Poor geographical understanding of the Great Lakes helped produce conflicting state and federal legislation between 1787 and 1805, and varying interpretations of the laws led the governments of Ohio and Michigan to both claim jurisdiction over a 468-square-mile region along the border, now known as the Toledo Strip. The situation came to a head when Michigan petitioned for statehood in 1835 and sought to include the disputed territory within its boundaries. Both sides passed legislation attempting to force the other side’s capitulation, while Ohio’s Governor Robert Lucas and Michigan’s 24-year-old “Boy Governor” Stevens T. Mason helped institute criminal penalties for citizens submitting to the other’s authority. Both states deployed militias on opposite sides of the Maumee River near Toledo, but besides mutual taunting, there was little interaction between the two forces. The single military confrontation of the “war” ended with a report of shots being fired into the air, incurring no casualties.

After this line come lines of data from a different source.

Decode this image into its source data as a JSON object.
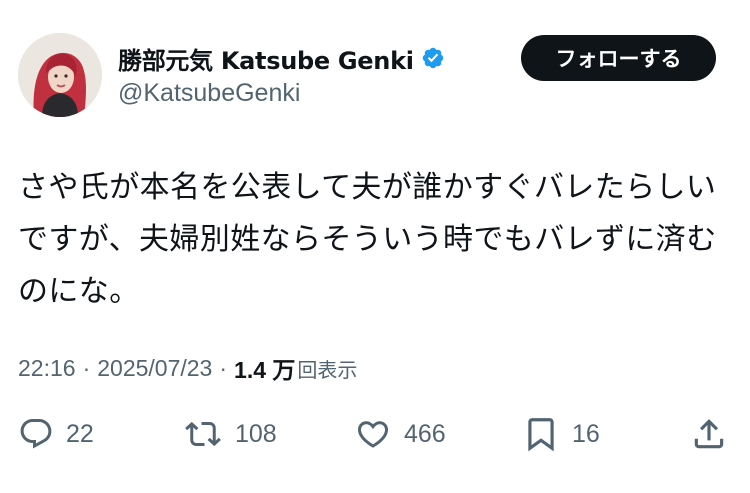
{
  "user": {
    "display_name": "勝部元気 Katsube Genki",
    "handle": "@KatsubeGenki",
    "verified": true
  },
  "follow_button": {
    "label": "フォローする"
  },
  "tweet": {
    "text_lines": [
      "さや氏が本名を公表して夫が誰かすぐバレたらしい",
      "ですが、夫婦別姓ならそういう時でもバレずに済む",
      "のにな。"
    ],
    "time": "22:16",
    "separator": "·",
    "date": "2025/07/23",
    "views_count": "1.4 万",
    "views_suffix": "回表示"
  },
  "actions": {
    "replies": "22",
    "reposts": "108",
    "likes": "466",
    "bookmarks": "16"
  },
  "icons": {
    "reply": "speech-bubble-icon",
    "repost": "repost-arrows-icon",
    "like": "heart-icon",
    "bookmark": "bookmark-icon",
    "share": "share-upload-icon",
    "verified": "verified-badge-icon"
  },
  "colors": {
    "text": "#0f1419",
    "secondary": "#536471",
    "verified": "#1d9bf0",
    "follow_bg": "#0f1419"
  }
}
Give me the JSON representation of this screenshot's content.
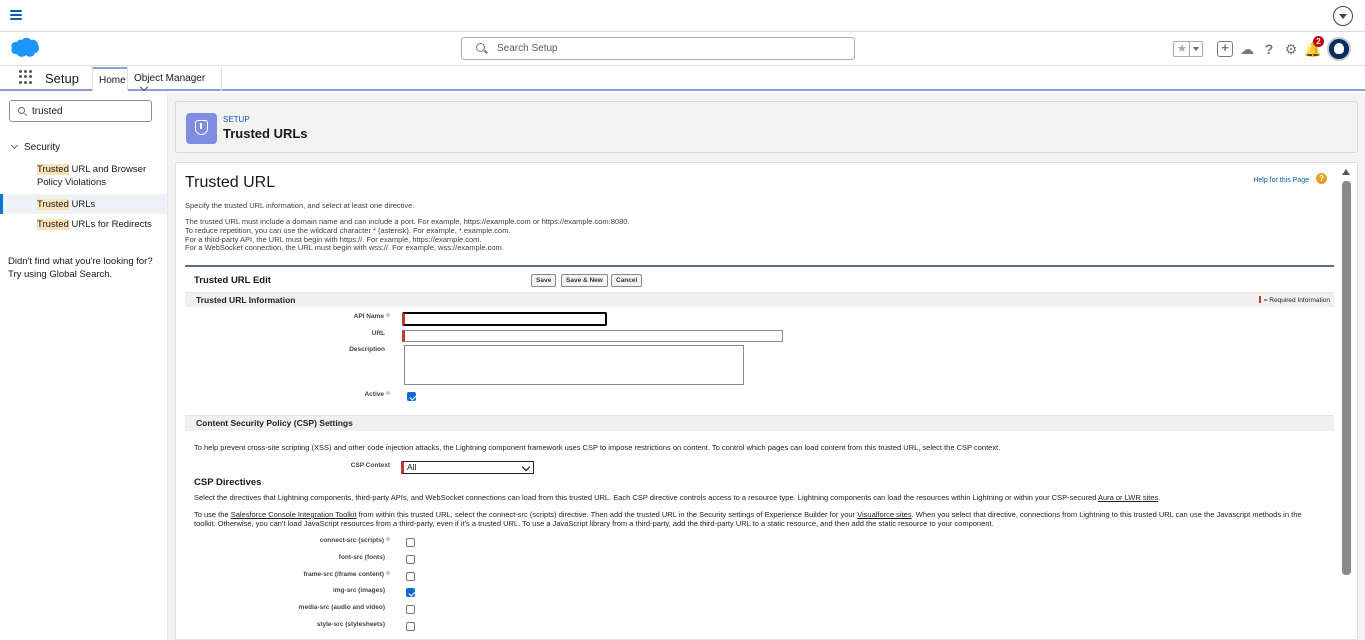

During the summer of 1836, Congress proposed a compromise whereby Michigan gave up its claim to the strip in exchange for its statehood and about three-quarters of the Upper Peninsula. The compromise was considered a poor outcome for Michigan. Voters in a state convention in September soundly rejected the proposal. But in December, the Michigan government, facing a dire financial crisis and pressure from Congress and President Andrew Jackson, called another convention which accepted the compromise that resolved the Toledo War.

The later discovery of copper and iron deposits and the plentiful timber in the Upper Peninsula more than offset Michigan’s economic loss in surrendering Toledo.